Draping stems are ideal for hanging baskets, and there are several cactus plants available. Indoor hanging cactus need less maintenance than other succulent types. Loose, well-draining cactus soil is desired. When the potting mixture is almost dry, you just need to water cacti.
Rat Tail Cactus (Aporocactus flagelliformis)
Rat Tail is a flowering cactus with long, hanging cylindrical stems that arch over the edge of pots and dangle down about 6.5 feet (2 meters) or more. It has lovely pink blooms. Due to the presence of fine spines over the fleshy stems, the cactus tube-like stems have a fuzzy appearance.
Rat Tail cactus produces 4″ (10 cm) long and 1.5″ (4 cm) broad flowers in a range of pink or purple hues. To allow the draping cactus stems to grow, Rat Tail cacti prefer hanging baskets or a pot on a high shelf.
Monkey’s Tail Hanging Cactus (Hildewintera colademononis)
Monkey’s Tail is a hanging basket cactus with long hairy stems that can grow up to 3 feet (1 meter) tall. It has crimson blooms. The white or golden hair-like spines that cover the Monkey’s Tail cylinder-shaped stems resemble a monkey’s tail.
The hanging cactus blooms contrast with the fuzzy cactus look by producing stunning red blossoms. Monkey’s Tail is a cactus that requires little care. When the soil dries, grow in sandy soil that has excellent drainage and water.
Queen of the Night (Epiphyllum oxypetalum)

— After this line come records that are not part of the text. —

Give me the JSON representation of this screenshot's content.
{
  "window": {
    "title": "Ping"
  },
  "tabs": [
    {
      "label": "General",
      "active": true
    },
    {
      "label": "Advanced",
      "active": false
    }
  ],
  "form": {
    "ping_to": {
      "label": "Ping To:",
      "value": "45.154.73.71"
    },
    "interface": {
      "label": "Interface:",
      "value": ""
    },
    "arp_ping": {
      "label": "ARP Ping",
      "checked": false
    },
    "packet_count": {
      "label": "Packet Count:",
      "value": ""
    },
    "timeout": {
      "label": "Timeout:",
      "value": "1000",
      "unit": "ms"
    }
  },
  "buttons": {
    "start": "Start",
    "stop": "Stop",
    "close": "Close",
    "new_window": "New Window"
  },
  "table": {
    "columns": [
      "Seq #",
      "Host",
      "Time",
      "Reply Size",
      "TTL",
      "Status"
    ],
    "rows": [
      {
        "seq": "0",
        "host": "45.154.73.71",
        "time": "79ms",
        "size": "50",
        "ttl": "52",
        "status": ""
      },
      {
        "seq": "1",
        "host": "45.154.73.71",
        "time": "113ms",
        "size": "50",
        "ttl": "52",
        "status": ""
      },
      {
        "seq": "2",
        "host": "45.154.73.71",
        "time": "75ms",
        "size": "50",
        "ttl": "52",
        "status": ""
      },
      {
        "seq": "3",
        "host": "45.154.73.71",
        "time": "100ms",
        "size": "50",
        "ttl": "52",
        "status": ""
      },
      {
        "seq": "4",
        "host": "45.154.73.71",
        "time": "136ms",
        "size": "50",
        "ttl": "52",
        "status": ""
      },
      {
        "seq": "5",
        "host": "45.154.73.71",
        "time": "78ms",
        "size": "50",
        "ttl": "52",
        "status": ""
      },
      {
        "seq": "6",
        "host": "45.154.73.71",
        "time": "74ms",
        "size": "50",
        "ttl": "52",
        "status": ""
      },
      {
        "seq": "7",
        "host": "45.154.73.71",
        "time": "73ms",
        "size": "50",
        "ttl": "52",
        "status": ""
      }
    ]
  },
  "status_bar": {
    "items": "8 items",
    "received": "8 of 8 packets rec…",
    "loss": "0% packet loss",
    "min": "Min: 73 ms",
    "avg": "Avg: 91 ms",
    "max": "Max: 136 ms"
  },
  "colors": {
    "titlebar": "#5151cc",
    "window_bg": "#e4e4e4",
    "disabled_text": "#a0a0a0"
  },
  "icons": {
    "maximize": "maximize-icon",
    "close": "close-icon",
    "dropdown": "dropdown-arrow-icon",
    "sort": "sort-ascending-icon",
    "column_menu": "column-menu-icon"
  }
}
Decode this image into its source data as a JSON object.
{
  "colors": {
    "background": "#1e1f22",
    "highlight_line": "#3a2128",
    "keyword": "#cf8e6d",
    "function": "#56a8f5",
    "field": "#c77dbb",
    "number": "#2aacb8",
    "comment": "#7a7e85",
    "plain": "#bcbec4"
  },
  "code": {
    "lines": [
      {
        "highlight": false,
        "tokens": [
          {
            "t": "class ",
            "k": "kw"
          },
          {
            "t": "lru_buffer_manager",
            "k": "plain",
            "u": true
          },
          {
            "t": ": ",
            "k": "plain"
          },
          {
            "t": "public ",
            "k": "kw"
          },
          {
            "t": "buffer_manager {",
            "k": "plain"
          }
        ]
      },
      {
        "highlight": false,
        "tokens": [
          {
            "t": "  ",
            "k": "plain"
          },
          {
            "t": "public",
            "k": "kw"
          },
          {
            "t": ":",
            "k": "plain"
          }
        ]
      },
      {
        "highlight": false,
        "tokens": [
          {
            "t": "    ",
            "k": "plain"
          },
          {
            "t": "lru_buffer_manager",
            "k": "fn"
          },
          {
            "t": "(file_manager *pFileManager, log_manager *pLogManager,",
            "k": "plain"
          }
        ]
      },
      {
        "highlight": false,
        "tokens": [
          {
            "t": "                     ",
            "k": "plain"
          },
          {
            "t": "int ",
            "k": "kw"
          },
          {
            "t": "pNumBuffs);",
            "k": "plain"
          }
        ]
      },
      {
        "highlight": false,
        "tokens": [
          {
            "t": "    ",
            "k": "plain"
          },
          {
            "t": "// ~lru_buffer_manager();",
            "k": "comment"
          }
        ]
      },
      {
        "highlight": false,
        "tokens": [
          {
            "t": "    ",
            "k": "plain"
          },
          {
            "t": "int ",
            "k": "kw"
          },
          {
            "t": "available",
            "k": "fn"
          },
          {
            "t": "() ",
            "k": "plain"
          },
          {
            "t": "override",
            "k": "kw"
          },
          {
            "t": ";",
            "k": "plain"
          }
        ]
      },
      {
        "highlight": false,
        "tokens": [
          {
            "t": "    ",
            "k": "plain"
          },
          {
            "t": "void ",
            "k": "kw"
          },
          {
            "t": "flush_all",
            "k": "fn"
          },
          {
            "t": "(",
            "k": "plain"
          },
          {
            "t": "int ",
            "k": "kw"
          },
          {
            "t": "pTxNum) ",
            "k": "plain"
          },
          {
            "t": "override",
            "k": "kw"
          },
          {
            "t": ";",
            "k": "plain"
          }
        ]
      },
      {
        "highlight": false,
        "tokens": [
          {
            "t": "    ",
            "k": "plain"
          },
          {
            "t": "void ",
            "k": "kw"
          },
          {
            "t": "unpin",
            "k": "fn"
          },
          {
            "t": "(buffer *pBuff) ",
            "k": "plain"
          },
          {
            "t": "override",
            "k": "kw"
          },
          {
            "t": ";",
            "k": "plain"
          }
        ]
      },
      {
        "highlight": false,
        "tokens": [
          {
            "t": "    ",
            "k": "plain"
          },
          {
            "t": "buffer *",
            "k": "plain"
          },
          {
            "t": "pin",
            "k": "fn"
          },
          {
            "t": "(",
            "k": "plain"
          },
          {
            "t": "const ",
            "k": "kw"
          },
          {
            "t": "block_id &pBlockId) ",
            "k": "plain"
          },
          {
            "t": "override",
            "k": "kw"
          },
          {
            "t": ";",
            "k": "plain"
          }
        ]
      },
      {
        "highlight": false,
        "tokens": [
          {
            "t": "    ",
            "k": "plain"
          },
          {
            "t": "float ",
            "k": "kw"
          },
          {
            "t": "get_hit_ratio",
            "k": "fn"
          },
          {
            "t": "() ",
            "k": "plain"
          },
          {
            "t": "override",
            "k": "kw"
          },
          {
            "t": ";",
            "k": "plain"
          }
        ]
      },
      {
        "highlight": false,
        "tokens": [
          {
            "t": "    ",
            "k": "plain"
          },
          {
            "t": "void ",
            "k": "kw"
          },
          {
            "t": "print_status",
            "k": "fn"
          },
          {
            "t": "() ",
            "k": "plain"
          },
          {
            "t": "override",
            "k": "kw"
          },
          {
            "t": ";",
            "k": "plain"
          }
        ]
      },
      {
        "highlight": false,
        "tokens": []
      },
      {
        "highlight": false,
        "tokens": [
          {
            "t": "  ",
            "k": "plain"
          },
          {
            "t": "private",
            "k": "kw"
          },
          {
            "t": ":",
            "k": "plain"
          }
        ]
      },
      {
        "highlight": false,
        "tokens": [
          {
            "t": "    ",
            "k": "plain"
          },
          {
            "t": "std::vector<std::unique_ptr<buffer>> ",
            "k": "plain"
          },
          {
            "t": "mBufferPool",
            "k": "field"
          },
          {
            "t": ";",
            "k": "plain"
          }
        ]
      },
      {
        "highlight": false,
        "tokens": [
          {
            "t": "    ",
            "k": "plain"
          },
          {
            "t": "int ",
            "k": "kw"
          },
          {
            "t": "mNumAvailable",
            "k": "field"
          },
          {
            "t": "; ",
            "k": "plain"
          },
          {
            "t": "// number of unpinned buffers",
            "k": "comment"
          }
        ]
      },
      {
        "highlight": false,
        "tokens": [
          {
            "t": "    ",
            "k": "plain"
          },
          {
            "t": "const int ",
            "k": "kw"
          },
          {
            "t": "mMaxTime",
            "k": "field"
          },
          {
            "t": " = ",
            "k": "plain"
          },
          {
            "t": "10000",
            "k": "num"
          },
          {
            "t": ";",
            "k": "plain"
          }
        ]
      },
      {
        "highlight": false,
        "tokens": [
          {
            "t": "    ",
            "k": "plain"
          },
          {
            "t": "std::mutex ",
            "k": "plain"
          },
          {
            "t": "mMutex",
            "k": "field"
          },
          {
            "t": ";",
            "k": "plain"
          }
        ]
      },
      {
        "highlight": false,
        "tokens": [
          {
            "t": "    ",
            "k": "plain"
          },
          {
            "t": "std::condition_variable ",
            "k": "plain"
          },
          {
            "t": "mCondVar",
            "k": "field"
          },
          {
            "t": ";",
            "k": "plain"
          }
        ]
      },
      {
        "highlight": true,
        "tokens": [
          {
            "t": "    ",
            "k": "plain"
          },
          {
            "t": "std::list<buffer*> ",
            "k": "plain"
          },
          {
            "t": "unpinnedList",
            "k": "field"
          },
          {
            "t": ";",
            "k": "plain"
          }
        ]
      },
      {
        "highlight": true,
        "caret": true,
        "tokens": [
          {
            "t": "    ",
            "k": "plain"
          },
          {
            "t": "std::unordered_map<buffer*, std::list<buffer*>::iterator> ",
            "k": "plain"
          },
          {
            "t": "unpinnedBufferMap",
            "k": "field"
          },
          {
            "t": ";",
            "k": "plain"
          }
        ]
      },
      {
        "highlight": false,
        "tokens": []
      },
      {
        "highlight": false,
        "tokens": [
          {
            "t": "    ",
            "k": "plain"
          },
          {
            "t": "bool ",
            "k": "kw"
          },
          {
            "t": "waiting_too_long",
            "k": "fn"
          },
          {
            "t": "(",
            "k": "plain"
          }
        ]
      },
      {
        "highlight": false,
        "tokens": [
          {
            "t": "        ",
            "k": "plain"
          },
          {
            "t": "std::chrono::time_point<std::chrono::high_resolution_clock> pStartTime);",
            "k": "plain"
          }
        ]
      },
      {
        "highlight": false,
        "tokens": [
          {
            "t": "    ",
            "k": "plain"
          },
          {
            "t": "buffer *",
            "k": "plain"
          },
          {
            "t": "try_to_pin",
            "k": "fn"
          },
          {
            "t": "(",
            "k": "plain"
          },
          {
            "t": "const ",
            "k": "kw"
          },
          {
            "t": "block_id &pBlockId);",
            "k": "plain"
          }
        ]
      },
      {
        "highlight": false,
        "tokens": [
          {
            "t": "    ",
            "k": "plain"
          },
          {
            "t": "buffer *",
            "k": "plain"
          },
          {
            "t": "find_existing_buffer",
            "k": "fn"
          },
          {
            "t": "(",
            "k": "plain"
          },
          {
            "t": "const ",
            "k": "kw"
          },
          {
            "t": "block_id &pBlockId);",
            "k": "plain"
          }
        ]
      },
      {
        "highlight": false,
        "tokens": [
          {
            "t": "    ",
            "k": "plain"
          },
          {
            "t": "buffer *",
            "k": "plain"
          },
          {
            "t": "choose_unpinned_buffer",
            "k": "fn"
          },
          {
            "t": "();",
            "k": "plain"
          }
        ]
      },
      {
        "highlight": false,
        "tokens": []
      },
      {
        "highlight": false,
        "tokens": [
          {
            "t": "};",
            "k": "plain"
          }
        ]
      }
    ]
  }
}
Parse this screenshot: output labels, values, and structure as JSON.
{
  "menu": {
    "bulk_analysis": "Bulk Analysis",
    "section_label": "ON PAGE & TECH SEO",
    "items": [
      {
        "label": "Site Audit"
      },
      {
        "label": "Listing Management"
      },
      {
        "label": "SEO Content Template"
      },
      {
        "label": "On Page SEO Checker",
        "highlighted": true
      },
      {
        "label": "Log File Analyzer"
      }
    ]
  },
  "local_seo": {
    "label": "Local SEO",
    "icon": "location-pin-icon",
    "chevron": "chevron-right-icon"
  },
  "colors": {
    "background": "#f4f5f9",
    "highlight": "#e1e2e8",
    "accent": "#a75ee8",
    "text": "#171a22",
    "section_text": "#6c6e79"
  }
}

Queen of the Night is a rare, magnificent cactus plant with spreading flattened, waxy stems and stunning showy white blooms that bloom at night. The bushy cactus has a spread of up to 3 feet (1 m), and the cactus stems grow between 1 and 3 feet (0.3 and 1 m) long. The lovely, brilliant white fragrant blooms grow on 1-foot (30-cm) long stems and are up to 6 inches (15 cm) wide.
The extraordinary, plate-sized flowers of Queen of the Night only bloom during nighttime hours, which is a fascinating feature. Only after dark does this nocturnal cactus bloom. It takes colder weather during the winter to get Queen of the Night to bloom. Lady of the Night, Dutchman’s Pipe Cactus, and Night-Blooming Cereus are some other names for this uncommon hanging succulent.